▸ **Exercise**
Please reproduce the whole listing without altering anything.

** Opening Records to use block **

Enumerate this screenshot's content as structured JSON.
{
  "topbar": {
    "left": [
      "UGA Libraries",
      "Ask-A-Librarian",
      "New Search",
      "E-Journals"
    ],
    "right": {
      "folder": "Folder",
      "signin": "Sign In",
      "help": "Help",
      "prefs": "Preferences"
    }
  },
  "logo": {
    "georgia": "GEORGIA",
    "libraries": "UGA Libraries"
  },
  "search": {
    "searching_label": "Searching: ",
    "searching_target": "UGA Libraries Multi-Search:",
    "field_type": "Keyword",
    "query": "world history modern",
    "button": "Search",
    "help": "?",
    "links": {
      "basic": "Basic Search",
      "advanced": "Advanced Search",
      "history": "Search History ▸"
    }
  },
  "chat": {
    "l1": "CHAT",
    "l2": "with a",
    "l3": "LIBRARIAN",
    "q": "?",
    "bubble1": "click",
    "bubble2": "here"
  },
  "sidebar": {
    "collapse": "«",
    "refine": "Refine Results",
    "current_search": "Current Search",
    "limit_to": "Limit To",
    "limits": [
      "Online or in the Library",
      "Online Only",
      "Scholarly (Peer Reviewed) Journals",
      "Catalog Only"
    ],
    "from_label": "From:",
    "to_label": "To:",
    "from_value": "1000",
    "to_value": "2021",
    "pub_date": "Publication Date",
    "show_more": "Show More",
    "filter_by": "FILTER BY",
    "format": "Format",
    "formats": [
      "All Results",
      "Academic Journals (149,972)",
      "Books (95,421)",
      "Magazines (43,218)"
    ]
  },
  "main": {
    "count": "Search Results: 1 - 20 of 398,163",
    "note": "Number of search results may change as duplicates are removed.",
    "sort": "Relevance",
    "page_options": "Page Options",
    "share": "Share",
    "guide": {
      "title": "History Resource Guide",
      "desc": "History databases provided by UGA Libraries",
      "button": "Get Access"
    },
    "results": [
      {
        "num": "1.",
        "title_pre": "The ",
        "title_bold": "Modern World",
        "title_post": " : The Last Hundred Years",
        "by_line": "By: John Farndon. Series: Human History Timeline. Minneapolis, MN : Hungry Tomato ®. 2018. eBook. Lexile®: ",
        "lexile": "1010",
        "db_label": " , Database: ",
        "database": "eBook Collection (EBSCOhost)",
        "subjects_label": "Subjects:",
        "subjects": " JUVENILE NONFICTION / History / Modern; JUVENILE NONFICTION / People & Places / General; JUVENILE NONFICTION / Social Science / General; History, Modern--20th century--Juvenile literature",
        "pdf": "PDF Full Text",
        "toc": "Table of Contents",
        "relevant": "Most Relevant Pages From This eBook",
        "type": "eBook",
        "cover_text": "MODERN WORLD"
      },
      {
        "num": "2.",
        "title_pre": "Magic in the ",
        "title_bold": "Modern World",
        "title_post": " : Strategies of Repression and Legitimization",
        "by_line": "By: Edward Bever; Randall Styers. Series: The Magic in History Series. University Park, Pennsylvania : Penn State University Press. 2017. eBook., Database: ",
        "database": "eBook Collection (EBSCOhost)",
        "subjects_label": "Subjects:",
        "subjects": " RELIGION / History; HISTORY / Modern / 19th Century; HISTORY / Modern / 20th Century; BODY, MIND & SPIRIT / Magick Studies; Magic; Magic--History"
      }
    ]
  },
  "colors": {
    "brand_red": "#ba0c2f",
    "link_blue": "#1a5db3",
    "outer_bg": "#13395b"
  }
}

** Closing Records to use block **

▸ **Solution to this exercise**
Enumerate this screenshot's content as structured JSON.
{
  "topbar": {
    "left": [
      "UGA Libraries",
      "Ask-A-Librarian",
      "New Search",
      "E-Journals"
    ],
    "right": {
      "folder": "Folder",
      "signin": "Sign In",
      "help": "Help",
      "prefs": "Preferences"
    }
  },
  "logo": {
    "georgia": "GEORGIA",
    "libraries": "UGA Libraries"
  },
  "search": {
    "searching_label": "Searching: ",
    "searching_target": "UGA Libraries Multi-Search:",
    "field_type": "Keyword",
    "query": "world history modern",
    "button": "Search",
    "help": "?",
    "links": {
      "basic": "Basic Search",
      "advanced": "Advanced Search",
      "history": "Search History ▸"
    }
  },
  "chat": {
    "l1": "CHAT",
    "l2": "with a",
    "l3": "LIBRARIAN",
    "q": "?",
    "bubble1": "click",
    "bubble2": "here"
  },
  "sidebar": {
    "collapse": "«",
    "refine": "Refine Results",
    "current_search": "Current Search",
    "limit_to": "Limit To",
    "limits": [
      "Online or in the Library",
      "Online Only",
      "Scholarly (Peer Reviewed) Journals",
      "Catalog Only"
    ],
    "from_label": "From:",
    "to_label": "To:",
    "from_value": "1000",
    "to_value": "2021",
    "pub_date": "Publication Date",
    "show_more": "Show More",
    "filter_by": "FILTER BY",
    "format": "Format",
    "formats": [
      "All Results",
      "Academic Journals (149,972)",
      "Books (95,421)",
      "Magazines (43,218)"
    ]
  },
  "main": {
    "count": "Search Results: 1 - 20 of 398,163",
    "note": "Number of search results may change as duplicates are removed.",
    "sort": "Relevance",
    "page_options": "Page Options",
    "share": "Share",
    "guide": {
      "title": "History Resource Guide",
      "desc": "History databases provided by UGA Libraries",
      "button": "Get Access"
    },
    "results": [
      {
        "num": "1.",
        "title_pre": "The ",
        "title_bold": "Modern World",
        "title_post": " : The Last Hundred Years",
        "by_line": "By: John Farndon. Series: Human History Timeline. Minneapolis, MN : Hungry Tomato ®. 2018. eBook. Lexile®: ",
        "lexile": "1010",
        "db_label": " , Database: ",
        "database": "eBook Collection (EBSCOhost)",
        "subjects_label": "Subjects:",
        "subjects": " JUVENILE NONFICTION / History / Modern; JUVENILE NONFICTION / People & Places / General; JUVENILE NONFICTION / Social Science / General; History, Modern--20th century--Juvenile literature",
        "pdf": "PDF Full Text",
        "toc": "Table of Contents",
        "relevant": "Most Relevant Pages From This eBook",
        "type": "eBook",
        "cover_text": "MODERN WORLD"
      },
      {
        "num": "2.",
        "title_pre": "Magic in the ",
        "title_bold": "Modern World",
        "title_post": " : Strategies of Repression and Legitimization",
        "by_line": "By: Edward Bever; Randall Styers. Series: The Magic in History Series. University Park, Pennsylvania : Penn State University Press. 2017. eBook., Database: ",
        "database": "eBook Collection (EBSCOhost)",
        "subjects_label": "Subjects:",
        "subjects": " RELIGION / History; HISTORY / Modern / 19th Century; HISTORY / Modern / 20th Century; BODY, MIND & SPIRIT / Magick Studies; Magic; Magic--History"
      }
    ]
  },
  "colors": {
    "brand_red": "#ba0c2f",
    "link_blue": "#1a5db3",
    "outer_bg": "#13395b"
  }
}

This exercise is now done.